TASK PROMPT
Your output should contain every record, unchanged.
######
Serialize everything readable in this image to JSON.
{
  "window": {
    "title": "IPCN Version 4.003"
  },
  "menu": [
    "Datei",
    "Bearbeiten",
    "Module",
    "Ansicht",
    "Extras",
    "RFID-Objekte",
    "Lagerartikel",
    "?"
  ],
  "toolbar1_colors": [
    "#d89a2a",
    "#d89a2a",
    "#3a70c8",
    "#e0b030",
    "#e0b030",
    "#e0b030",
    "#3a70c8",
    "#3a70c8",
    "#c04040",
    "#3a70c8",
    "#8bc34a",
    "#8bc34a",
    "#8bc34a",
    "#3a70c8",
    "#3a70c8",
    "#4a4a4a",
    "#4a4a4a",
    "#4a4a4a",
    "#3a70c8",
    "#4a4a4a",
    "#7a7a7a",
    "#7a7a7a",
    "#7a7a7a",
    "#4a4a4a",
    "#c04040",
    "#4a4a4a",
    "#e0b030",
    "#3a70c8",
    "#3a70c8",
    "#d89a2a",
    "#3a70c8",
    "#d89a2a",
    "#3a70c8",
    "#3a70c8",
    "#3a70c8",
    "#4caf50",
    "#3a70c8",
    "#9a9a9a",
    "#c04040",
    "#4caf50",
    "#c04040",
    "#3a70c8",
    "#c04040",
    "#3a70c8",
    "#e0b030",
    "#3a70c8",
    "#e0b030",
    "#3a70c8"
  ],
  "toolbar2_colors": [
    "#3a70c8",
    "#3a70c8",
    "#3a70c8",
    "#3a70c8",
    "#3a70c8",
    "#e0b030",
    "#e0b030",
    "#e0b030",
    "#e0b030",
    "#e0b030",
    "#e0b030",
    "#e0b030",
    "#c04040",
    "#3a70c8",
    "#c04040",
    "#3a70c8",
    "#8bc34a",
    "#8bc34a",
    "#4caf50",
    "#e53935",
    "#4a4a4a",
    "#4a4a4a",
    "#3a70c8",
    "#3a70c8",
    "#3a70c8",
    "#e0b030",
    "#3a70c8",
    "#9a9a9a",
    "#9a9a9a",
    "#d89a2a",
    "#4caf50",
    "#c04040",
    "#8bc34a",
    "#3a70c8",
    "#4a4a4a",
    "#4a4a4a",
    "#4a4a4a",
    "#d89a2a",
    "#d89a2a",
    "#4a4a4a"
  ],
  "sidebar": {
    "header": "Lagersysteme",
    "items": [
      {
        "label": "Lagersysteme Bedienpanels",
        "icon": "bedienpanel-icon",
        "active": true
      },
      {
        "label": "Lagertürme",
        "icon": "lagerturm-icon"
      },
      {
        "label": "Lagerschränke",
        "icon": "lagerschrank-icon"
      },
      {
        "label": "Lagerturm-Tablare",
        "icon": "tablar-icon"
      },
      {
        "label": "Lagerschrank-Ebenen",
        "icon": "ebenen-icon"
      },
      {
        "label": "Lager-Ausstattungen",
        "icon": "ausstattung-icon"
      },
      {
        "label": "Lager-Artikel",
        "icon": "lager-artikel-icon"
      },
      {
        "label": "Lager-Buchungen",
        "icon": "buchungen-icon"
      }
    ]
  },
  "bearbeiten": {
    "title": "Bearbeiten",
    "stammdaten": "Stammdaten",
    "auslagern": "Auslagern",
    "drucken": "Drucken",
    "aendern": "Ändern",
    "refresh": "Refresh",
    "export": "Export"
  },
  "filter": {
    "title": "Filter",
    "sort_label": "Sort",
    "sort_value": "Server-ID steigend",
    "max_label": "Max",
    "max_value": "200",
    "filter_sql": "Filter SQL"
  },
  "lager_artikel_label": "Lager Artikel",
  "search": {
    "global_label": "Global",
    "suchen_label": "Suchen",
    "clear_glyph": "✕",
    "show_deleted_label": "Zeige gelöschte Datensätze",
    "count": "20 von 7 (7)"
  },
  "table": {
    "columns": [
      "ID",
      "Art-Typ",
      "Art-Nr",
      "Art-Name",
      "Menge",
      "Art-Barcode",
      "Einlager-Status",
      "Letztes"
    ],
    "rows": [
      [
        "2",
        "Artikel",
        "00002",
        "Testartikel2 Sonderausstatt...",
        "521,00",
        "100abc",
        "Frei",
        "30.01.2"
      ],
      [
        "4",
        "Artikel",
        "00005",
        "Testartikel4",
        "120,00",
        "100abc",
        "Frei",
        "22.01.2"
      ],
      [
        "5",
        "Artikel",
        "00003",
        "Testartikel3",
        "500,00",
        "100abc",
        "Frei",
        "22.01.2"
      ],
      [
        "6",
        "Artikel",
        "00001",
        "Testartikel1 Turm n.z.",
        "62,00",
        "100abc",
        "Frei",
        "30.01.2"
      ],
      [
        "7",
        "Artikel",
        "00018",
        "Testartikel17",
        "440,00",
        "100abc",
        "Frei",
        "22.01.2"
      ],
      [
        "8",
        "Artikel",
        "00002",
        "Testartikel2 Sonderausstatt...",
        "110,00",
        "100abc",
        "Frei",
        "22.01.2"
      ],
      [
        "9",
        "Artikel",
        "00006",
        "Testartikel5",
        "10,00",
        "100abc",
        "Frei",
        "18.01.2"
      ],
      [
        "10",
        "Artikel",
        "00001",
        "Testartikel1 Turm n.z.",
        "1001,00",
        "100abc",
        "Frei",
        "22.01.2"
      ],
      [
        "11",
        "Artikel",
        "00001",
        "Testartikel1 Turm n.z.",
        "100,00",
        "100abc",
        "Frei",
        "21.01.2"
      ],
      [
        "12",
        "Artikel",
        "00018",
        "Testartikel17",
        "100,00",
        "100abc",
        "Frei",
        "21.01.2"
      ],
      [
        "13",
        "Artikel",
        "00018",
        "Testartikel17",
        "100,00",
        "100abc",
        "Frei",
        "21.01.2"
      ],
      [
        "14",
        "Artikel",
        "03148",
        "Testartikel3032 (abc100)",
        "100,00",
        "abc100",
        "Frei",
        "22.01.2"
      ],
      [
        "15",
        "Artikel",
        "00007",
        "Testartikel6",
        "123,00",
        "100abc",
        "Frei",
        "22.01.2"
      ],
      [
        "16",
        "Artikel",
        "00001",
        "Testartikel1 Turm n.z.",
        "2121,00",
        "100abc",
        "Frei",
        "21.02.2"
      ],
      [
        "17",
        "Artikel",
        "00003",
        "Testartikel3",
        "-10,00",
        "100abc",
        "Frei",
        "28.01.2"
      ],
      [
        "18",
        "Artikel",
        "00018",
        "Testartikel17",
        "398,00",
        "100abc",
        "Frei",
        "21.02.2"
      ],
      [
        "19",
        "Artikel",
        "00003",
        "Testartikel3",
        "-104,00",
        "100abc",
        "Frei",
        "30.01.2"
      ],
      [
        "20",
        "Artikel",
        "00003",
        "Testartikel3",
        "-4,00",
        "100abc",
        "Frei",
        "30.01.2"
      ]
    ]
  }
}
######
ANSWER SECTION
Serialize everything readable in this image to JSON.
{
  "window": {
    "title": "IPCN Version 4.003"
  },
  "menu": [
    "Datei",
    "Bearbeiten",
    "Module",
    "Ansicht",
    "Extras",
    "RFID-Objekte",
    "Lagerartikel",
    "?"
  ],
  "toolbar1_colors": [
    "#d89a2a",
    "#d89a2a",
    "#3a70c8",
    "#e0b030",
    "#e0b030",
    "#e0b030",
    "#3a70c8",
    "#3a70c8",
    "#c04040",
    "#3a70c8",
    "#8bc34a",
    "#8bc34a",
    "#8bc34a",
    "#3a70c8",
    "#3a70c8",
    "#4a4a4a",
    "#4a4a4a",
    "#4a4a4a",
    "#3a70c8",
    "#4a4a4a",
    "#7a7a7a",
    "#7a7a7a",
    "#7a7a7a",
    "#4a4a4a",
    "#c04040",
    "#4a4a4a",
    "#e0b030",
    "#3a70c8",
    "#3a70c8",
    "#d89a2a",
    "#3a70c8",
    "#d89a2a",
    "#3a70c8",
    "#3a70c8",
    "#3a70c8",
    "#4caf50",
    "#3a70c8",
    "#9a9a9a",
    "#c04040",
    "#4caf50",
    "#c04040",
    "#3a70c8",
    "#c04040",
    "#3a70c8",
    "#e0b030",
    "#3a70c8",
    "#e0b030",
    "#3a70c8"
  ],
  "toolbar2_colors": [
    "#3a70c8",
    "#3a70c8",
    "#3a70c8",
    "#3a70c8",
    "#3a70c8",
    "#e0b030",
    "#e0b030",
    "#e0b030",
    "#e0b030",
    "#e0b030",
    "#e0b030",
    "#e0b030",
    "#c04040",
    "#3a70c8",
    "#c04040",
    "#3a70c8",
    "#8bc34a",
    "#8bc34a",
    "#4caf50",
    "#e53935",
    "#4a4a4a",
    "#4a4a4a",
    "#3a70c8",
    "#3a70c8",
    "#3a70c8",
    "#e0b030",
    "#3a70c8",
    "#9a9a9a",
    "#9a9a9a",
    "#d89a2a",
    "#4caf50",
    "#c04040",
    "#8bc34a",
    "#3a70c8",
    "#4a4a4a",
    "#4a4a4a",
    "#4a4a4a",
    "#d89a2a",
    "#d89a2a",
    "#4a4a4a"
  ],
  "sidebar": {
    "header": "Lagersysteme",
    "items": [
      {
        "label": "Lagersysteme Bedienpanels",
        "icon": "bedienpanel-icon",
        "active": true
      },
      {
        "label": "Lagertürme",
        "icon": "lagerturm-icon"
      },
      {
        "label": "Lagerschränke",
        "icon": "lagerschrank-icon"
      },
      {
        "label": "Lagerturm-Tablare",
        "icon": "tablar-icon"
      },
      {
        "label": "Lagerschrank-Ebenen",
        "icon": "ebenen-icon"
      },
      {
        "label": "Lager-Ausstattungen",
        "icon": "ausstattung-icon"
      },
      {
        "label": "Lager-Artikel",
        "icon": "lager-artikel-icon"
      },
      {
        "label": "Lager-Buchungen",
        "icon": "buchungen-icon"
      }
    ]
  },
  "bearbeiten": {
    "title": "Bearbeiten",
    "stammdaten": "Stammdaten",
    "auslagern": "Auslagern",
    "drucken": "Drucken",
    "aendern": "Ändern",
    "refresh": "Refresh",
    "export": "Export"
  },
  "filter": {
    "title": "Filter",
    "sort_label": "Sort",
    "sort_value": "Server-ID steigend",
    "max_label": "Max",
    "max_value": "200",
    "filter_sql": "Filter SQL"
  },
  "lager_artikel_label": "Lager Artikel",
  "search": {
    "global_label": "Global",
    "suchen_label": "Suchen",
    "clear_glyph": "✕",
    "show_deleted_label": "Zeige gelöschte Datensätze",
    "count": "20 von 7 (7)"
  },
  "table": {
    "columns": [
      "ID",
      "Art-Typ",
      "Art-Nr",
      "Art-Name",
      "Menge",
      "Art-Barcode",
      "Einlager-Status",
      "Letztes"
    ],
    "rows": [
      [
        "2",
        "Artikel",
        "00002",
        "Testartikel2 Sonderausstatt...",
        "521,00",
        "100abc",
        "Frei",
        "30.01.2"
      ],
      [
        "4",
        "Artikel",
        "00005",
        "Testartikel4",
        "120,00",
        "100abc",
        "Frei",
        "22.01.2"
      ],
      [
        "5",
        "Artikel",
        "00003",
        "Testartikel3",
        "500,00",
        "100abc",
        "Frei",
        "22.01.2"
      ],
      [
        "6",
        "Artikel",
        "00001",
        "Testartikel1 Turm n.z.",
        "62,00",
        "100abc",
        "Frei",
        "30.01.2"
      ],
      [
        "7",
        "Artikel",
        "00018",
        "Testartikel17",
        "440,00",
        "100abc",
        "Frei",
        "22.01.2"
      ],
      [
        "8",
        "Artikel",
        "00002",
        "Testartikel2 Sonderausstatt...",
        "110,00",
        "100abc",
        "Frei",
        "22.01.2"
      ],
      [
        "9",
        "Artikel",
        "00006",
        "Testartikel5",
        "10,00",
        "100abc",
        "Frei",
        "18.01.2"
      ],
      [
        "10",
        "Artikel",
        "00001",
        "Testartikel1 Turm n.z.",
        "1001,00",
        "100abc",
        "Frei",
        "22.01.2"
      ],
      [
        "11",
        "Artikel",
        "00001",
        "Testartikel1 Turm n.z.",
        "100,00",
        "100abc",
        "Frei",
        "21.01.2"
      ],
      [
        "12",
        "Artikel",
        "00018",
        "Testartikel17",
        "100,00",
        "100abc",
        "Frei",
        "21.01.2"
      ],
      [
        "13",
        "Artikel",
        "00018",
        "Testartikel17",
        "100,00",
        "100abc",
        "Frei",
        "21.01.2"
      ],
      [
        "14",
        "Artikel",
        "03148",
        "Testartikel3032 (abc100)",
        "100,00",
        "abc100",
        "Frei",
        "22.01.2"
      ],
      [
        "15",
        "Artikel",
        "00007",
        "Testartikel6",
        "123,00",
        "100abc",
        "Frei",
        "22.01.2"
      ],
      [
        "16",
        "Artikel",
        "00001",
        "Testartikel1 Turm n.z.",
        "2121,00",
        "100abc",
        "Frei",
        "21.02.2"
      ],
      [
        "17",
        "Artikel",
        "00003",
        "Testartikel3",
        "-10,00",
        "100abc",
        "Frei",
        "28.01.2"
      ],
      [
        "18",
        "Artikel",
        "00018",
        "Testartikel17",
        "398,00",
        "100abc",
        "Frei",
        "21.02.2"
      ],
      [
        "19",
        "Artikel",
        "00003",
        "Testartikel3",
        "-104,00",
        "100abc",
        "Frei",
        "30.01.2"
      ],
      [
        "20",
        "Artikel",
        "00003",
        "Testartikel3",
        "-4,00",
        "100abc",
        "Frei",
        "30.01.2"
      ]
    ]
  }
}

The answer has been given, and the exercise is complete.